- Holmes v. Petrovich Development Co. (2011) 191 Cal.App.4th 1047, 1058–59. (“There are two theories upon which sexual harassment may be alleged: quid pro quo harassment, where a term of employment is conditioned upon submission to unwelcome sexual advances, and hostile work environment, where the harassment is sufficiently pervasive so as to alter the conditions of employment and create an abusive work environment.”)
- See same.
- Serri v. Santa Clara University (2014), 226 Cal.App.4th 830, 869.
- Hughes v. Pair (2009) 46 Cal.4th 1035, 1042. (“Thus, “ ‘simple teasing, offhand comments, and isolated incidents (unless extremely serious) will not amount to discriminatory changes’ ” in employment conditions [and thus will not amount to non-sexual harassment].”)
- Government Code 12940 GC — Employers, labor organizations, employment agencies and other persons; unlawful employment practice; exceptions [California harassment law], endnote 1 above.
- Same. See also Department of Health Services v. Superior Court (2001), 94 Cal. App. 4th 14.
- Government Code 12965 GC — Civil action in name of department; group or class complaint; relief; tolling of statute of limitations [workplace harassment lawsuits]; Government Code 12960 GC — Procedure for prevention and elimination of unlawful employment practices; application of article; complaints; limitations [workplace harassment complaints to CRD]; California Assembly Bill 9 (2019).

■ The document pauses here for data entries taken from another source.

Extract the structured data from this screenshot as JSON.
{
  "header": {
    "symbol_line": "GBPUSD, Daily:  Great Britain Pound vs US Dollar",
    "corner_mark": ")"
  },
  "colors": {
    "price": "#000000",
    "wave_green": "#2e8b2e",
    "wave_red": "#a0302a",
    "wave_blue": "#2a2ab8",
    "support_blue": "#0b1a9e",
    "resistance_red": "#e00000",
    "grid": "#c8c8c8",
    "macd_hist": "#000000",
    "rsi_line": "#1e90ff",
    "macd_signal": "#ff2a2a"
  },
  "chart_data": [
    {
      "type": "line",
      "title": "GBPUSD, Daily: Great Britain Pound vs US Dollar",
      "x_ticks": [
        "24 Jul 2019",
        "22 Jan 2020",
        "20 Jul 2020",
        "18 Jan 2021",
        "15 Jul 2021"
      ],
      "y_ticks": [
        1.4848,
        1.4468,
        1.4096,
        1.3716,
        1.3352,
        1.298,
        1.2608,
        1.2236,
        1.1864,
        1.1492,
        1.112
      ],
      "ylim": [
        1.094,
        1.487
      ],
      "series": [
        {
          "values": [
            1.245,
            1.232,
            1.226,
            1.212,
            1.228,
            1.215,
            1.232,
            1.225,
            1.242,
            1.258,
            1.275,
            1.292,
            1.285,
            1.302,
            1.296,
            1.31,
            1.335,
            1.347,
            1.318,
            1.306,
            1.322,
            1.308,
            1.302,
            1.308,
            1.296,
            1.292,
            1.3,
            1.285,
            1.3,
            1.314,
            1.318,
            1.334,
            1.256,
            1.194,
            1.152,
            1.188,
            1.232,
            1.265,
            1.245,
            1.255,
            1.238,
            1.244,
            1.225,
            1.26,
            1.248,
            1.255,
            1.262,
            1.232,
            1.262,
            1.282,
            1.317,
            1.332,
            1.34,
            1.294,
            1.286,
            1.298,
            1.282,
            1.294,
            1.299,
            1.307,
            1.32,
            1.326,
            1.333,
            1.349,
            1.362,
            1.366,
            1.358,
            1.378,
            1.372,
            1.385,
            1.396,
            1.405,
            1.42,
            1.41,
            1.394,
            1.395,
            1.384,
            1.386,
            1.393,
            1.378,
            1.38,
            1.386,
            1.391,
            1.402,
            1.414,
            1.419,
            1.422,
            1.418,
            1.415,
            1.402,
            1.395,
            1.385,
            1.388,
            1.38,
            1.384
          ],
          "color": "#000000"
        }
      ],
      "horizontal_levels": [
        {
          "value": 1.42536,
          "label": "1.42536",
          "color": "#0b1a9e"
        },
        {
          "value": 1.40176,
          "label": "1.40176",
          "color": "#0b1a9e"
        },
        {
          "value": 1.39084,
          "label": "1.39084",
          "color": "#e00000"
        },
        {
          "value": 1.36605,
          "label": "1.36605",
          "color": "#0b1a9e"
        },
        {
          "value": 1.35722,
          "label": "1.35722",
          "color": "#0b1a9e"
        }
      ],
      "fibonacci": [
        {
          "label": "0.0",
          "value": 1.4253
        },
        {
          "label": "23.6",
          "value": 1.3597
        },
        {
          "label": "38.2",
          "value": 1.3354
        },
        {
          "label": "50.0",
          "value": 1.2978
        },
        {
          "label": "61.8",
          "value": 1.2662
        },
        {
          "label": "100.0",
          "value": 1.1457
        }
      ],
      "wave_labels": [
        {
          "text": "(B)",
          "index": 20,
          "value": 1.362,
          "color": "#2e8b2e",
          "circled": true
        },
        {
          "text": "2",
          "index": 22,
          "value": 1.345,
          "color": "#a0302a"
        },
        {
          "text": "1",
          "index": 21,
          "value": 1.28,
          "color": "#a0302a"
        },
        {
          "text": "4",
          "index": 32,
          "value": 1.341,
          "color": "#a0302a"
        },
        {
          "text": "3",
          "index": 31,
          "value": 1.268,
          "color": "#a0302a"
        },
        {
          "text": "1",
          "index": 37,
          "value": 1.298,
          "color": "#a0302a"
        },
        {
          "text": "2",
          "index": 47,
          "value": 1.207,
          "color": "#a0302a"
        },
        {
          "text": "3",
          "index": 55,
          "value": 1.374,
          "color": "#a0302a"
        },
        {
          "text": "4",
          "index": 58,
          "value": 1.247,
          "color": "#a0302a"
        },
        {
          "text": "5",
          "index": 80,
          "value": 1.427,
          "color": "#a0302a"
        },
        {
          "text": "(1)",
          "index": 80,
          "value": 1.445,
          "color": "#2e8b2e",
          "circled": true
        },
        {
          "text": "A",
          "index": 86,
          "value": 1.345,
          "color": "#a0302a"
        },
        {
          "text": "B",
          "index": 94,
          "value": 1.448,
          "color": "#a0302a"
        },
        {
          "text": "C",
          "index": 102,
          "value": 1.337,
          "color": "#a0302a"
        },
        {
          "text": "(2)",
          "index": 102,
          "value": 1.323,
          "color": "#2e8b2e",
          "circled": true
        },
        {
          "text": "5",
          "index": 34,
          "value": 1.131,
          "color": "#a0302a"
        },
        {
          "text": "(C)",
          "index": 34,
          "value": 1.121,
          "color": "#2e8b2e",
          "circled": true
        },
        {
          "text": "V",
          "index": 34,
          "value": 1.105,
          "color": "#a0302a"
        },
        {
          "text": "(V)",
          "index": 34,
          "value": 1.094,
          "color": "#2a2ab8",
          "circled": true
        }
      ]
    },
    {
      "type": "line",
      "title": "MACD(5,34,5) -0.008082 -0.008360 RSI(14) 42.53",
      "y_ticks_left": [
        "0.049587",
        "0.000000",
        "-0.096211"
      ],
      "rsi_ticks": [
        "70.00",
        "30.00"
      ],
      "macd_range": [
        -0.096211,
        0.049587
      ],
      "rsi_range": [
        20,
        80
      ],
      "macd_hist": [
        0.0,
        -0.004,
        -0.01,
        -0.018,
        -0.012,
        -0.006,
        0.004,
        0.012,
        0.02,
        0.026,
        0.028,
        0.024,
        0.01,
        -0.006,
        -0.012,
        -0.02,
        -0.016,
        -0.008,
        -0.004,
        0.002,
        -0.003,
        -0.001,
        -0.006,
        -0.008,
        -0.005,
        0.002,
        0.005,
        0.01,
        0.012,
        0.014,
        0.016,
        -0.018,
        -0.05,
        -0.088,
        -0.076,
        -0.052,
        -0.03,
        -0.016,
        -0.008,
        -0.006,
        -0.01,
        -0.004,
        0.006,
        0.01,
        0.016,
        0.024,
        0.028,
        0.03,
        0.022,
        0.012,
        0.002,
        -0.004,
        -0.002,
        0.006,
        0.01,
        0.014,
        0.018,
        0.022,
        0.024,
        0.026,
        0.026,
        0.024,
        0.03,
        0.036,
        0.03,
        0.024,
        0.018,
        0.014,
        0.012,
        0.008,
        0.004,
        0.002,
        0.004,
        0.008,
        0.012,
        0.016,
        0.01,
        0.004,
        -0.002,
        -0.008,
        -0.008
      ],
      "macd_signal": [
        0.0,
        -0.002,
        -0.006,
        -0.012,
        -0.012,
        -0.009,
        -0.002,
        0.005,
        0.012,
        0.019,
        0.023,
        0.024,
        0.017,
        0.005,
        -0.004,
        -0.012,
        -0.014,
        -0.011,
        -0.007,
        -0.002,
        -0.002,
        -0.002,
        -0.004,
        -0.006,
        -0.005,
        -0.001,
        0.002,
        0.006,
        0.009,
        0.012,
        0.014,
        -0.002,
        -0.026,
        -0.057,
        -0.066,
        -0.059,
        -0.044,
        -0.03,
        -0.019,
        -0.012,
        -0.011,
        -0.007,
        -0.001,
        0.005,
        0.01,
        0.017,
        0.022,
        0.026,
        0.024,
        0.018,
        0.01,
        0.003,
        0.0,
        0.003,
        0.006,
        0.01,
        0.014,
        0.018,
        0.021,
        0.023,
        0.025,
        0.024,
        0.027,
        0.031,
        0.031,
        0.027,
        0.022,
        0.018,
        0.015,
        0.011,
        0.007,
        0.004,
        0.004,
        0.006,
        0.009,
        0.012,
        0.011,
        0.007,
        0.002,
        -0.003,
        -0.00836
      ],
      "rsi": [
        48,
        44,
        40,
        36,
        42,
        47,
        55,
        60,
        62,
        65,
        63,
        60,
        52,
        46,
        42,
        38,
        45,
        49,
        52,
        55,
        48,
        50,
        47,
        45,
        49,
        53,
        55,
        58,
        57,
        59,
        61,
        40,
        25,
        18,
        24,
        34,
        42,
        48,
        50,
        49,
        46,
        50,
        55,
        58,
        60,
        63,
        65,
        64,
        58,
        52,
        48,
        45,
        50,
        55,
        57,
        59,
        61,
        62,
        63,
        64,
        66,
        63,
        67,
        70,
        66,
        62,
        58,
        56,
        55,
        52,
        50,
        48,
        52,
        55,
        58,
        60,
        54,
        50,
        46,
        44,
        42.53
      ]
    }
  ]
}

- Government Code 12940 GC — Wrongful termination over FEHA-protected activities. (“It is an unlawful employment practice, unless based upon a bona fide occupational qualification, or, except where based upon applicable security regulations established by the United States or the State of California . . . (h) For any employer, labor organization, employment agency, or person to discharge, expel, or otherwise discriminate against any person because the person has opposed any practices forbidden under this part or because the person has filed a complaint, testified, or assisted in any proceeding under this part.”)